=== TASK DATA ===

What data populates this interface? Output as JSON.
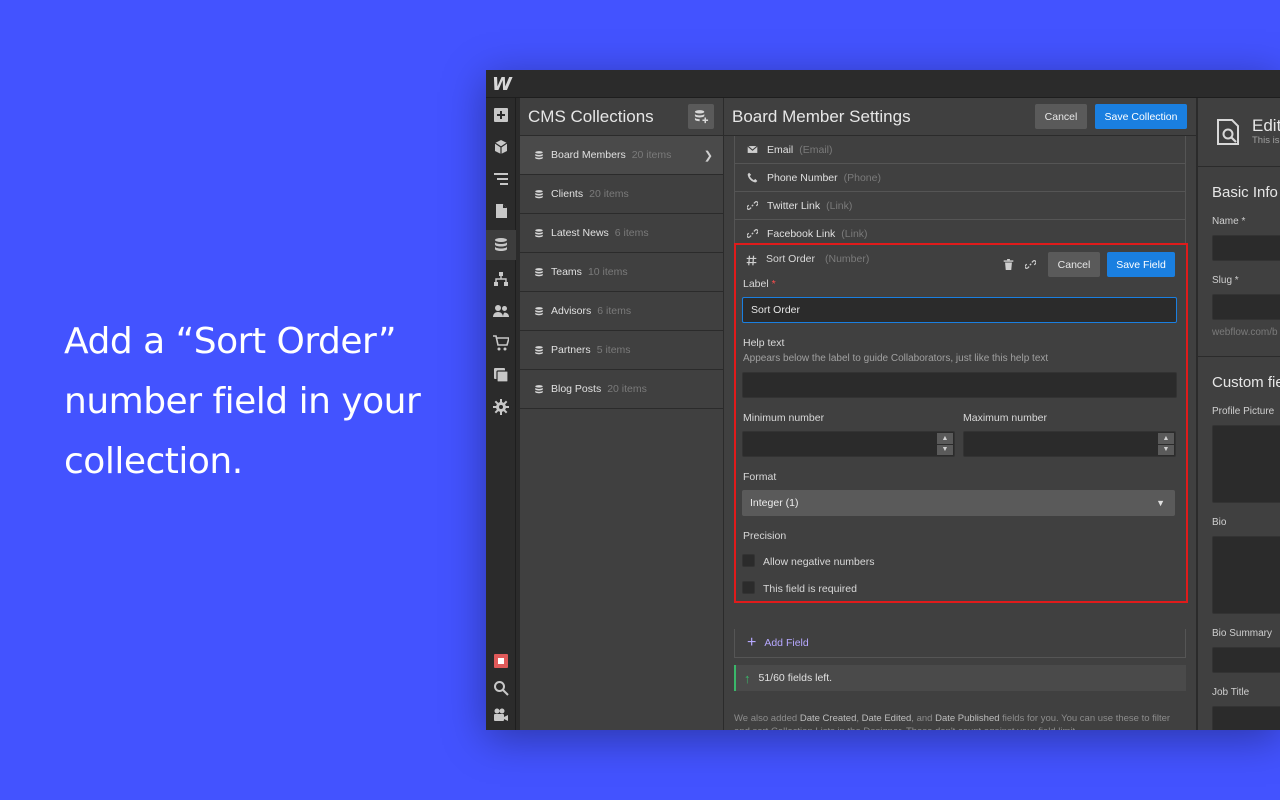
{
  "headline": {
    "line1": "Add a “Sort Order”",
    "line2": "number field in your",
    "line3": "collection."
  },
  "app": {
    "logo": "W",
    "collections": {
      "title": "CMS Collections",
      "items": [
        {
          "name": "Board Members",
          "count": "20 items"
        },
        {
          "name": "Clients",
          "count": "20 items"
        },
        {
          "name": "Latest News",
          "count": "6 items"
        },
        {
          "name": "Teams",
          "count": "10 items"
        },
        {
          "name": "Advisors",
          "count": "6 items"
        },
        {
          "name": "Partners",
          "count": "5 items"
        },
        {
          "name": "Blog Posts",
          "count": "20 items"
        }
      ]
    },
    "settings": {
      "title": "Board Member Settings",
      "cancel_label": "Cancel",
      "save_label": "Save Collection",
      "fields": [
        {
          "name": "Email",
          "type": "(Email)",
          "icon": "envelope-icon"
        },
        {
          "name": "Phone Number",
          "type": "(Phone)",
          "icon": "phone-icon"
        },
        {
          "name": "Twitter Link",
          "type": "(Link)",
          "icon": "link-icon"
        },
        {
          "name": "Facebook Link",
          "type": "(Link)",
          "icon": "link-icon"
        }
      ],
      "editor": {
        "field_name": "Sort Order",
        "field_type": "(Number)",
        "cancel_label": "Cancel",
        "save_label": "Save Field",
        "label_heading": "Label",
        "label_required_mark": "*",
        "label_value": "Sort Order",
        "help_heading": "Help text",
        "help_sub": "Appears below the label to guide Collaborators, just like this help text",
        "help_value": "",
        "min_heading": "Minimum number",
        "min_value": "",
        "max_heading": "Maximum number",
        "max_value": "",
        "format_heading": "Format",
        "format_value": "Integer (1)",
        "precision_heading": "Precision",
        "allow_negative_label": "Allow negative numbers",
        "allow_negative_checked": false,
        "required_label": "This field is required",
        "required_checked": false
      },
      "add_field_label": "Add Field",
      "fields_left": "51/60 fields left.",
      "note_pre": "We also added ",
      "note_b1": "Date Created",
      "note_mid1": ", ",
      "note_b2": "Date Edited",
      "note_mid2": ", and ",
      "note_b3": "Date Published",
      "note_post": " fields for you. You can use these to filter and sort Collection Lists in the Designer. These don't count against your field limit."
    },
    "edit_panel": {
      "title": "Edit",
      "subtitle": "This is",
      "basic_info": "Basic Info",
      "name_label": "Name *",
      "slug_label": "Slug *",
      "slug_hint": "webflow.com/b",
      "custom_fields": "Custom fie",
      "profile_picture": "Profile Picture",
      "bio": "Bio",
      "bio_summary": "Bio Summary",
      "job_title": "Job Title"
    }
  },
  "colors": {
    "background": "#4353ff",
    "accent_blue": "#1a7fe0",
    "highlight_red": "#e01b1b",
    "add_field_purple": "#b6a8ff",
    "success_green": "#3ab76a"
  }
}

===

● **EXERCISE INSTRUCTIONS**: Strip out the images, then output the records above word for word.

● **TASK OUTPUT**:
What data populates this interface? Output as JSON.
{
  "headline": {
    "line1": "Add a “Sort Order”",
    "line2": "number field in your",
    "line3": "collection."
  },
  "app": {
    "logo": "W",
    "collections": {
      "title": "CMS Collections",
      "items": [
        {
          "name": "Board Members",
          "count": "20 items"
        },
        {
          "name": "Clients",
          "count": "20 items"
        },
        {
          "name": "Latest News",
          "count": "6 items"
        },
        {
          "name": "Teams",
          "count": "10 items"
        },
        {
          "name": "Advisors",
          "count": "6 items"
        },
        {
          "name": "Partners",
          "count": "5 items"
        },
        {
          "name": "Blog Posts",
          "count": "20 items"
        }
      ]
    },
    "settings": {
      "title": "Board Member Settings",
      "cancel_label": "Cancel",
      "save_label": "Save Collection",
      "fields": [
        {
          "name": "Email",
          "type": "(Email)",
          "icon": "envelope-icon"
        },
        {
          "name": "Phone Number",
          "type": "(Phone)",
          "icon": "phone-icon"
        },
        {
          "name": "Twitter Link",
          "type": "(Link)",
          "icon": "link-icon"
        },
        {
          "name": "Facebook Link",
          "type": "(Link)",
          "icon": "link-icon"
        }
      ],
      "editor": {
        "field_name": "Sort Order",
        "field_type": "(Number)",
        "cancel_label": "Cancel",
        "save_label": "Save Field",
        "label_heading": "Label",
        "label_required_mark": "*",
        "label_value": "Sort Order",
        "help_heading": "Help text",
        "help_sub": "Appears below the label to guide Collaborators, just like this help text",
        "help_value": "",
        "min_heading": "Minimum number",
        "min_value": "",
        "max_heading": "Maximum number",
        "max_value": "",
        "format_heading": "Format",
        "format_value": "Integer (1)",
        "precision_heading": "Precision",
        "allow_negative_label": "Allow negative numbers",
        "allow_negative_checked": false,
        "required_label": "This field is required",
        "required_checked": false
      },
      "add_field_label": "Add Field",
      "fields_left": "51/60 fields left.",
      "note_pre": "We also added ",
      "note_b1": "Date Created",
      "note_mid1": ", ",
      "note_b2": "Date Edited",
      "note_mid2": ", and ",
      "note_b3": "Date Published",
      "note_post": " fields for you. You can use these to filter and sort Collection Lists in the Designer. These don't count against your field limit."
    },
    "edit_panel": {
      "title": "Edit",
      "subtitle": "This is",
      "basic_info": "Basic Info",
      "name_label": "Name *",
      "slug_label": "Slug *",
      "slug_hint": "webflow.com/b",
      "custom_fields": "Custom fie",
      "profile_picture": "Profile Picture",
      "bio": "Bio",
      "bio_summary": "Bio Summary",
      "job_title": "Job Title"
    }
  },
  "colors": {
    "background": "#4353ff",
    "accent_blue": "#1a7fe0",
    "highlight_red": "#e01b1b",
    "add_field_purple": "#b6a8ff",
    "success_green": "#3ab76a"
  }
}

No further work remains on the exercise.